━━━━━ Extracted records ━━━━━
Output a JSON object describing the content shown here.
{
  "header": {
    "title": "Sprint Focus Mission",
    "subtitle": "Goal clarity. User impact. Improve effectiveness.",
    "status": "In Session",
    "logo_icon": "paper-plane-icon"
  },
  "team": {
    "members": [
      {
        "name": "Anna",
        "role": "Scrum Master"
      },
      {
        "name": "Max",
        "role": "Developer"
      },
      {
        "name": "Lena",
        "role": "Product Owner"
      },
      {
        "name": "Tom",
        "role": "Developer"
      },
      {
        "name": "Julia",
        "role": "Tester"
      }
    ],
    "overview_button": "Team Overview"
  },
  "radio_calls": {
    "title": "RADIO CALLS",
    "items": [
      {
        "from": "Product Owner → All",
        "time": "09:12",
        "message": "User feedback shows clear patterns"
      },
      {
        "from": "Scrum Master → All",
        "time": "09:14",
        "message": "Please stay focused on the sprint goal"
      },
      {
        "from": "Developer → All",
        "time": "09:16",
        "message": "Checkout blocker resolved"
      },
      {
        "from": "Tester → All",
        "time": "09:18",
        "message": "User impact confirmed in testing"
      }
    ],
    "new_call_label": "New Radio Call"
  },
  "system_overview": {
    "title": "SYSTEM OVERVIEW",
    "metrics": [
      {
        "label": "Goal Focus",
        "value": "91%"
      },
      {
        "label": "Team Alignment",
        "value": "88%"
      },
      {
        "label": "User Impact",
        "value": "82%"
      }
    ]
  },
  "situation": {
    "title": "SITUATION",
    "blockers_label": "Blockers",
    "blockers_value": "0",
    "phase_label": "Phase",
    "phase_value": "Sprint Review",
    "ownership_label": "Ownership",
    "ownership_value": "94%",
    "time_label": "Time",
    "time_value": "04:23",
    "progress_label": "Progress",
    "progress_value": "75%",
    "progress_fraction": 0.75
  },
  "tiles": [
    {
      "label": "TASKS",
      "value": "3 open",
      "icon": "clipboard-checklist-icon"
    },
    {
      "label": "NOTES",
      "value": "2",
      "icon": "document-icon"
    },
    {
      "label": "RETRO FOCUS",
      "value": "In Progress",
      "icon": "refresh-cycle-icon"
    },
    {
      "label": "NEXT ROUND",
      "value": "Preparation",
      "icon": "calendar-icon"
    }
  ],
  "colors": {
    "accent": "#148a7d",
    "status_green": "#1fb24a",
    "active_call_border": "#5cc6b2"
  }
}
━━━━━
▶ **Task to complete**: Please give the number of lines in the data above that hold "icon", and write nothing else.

▶ **Result below**: 5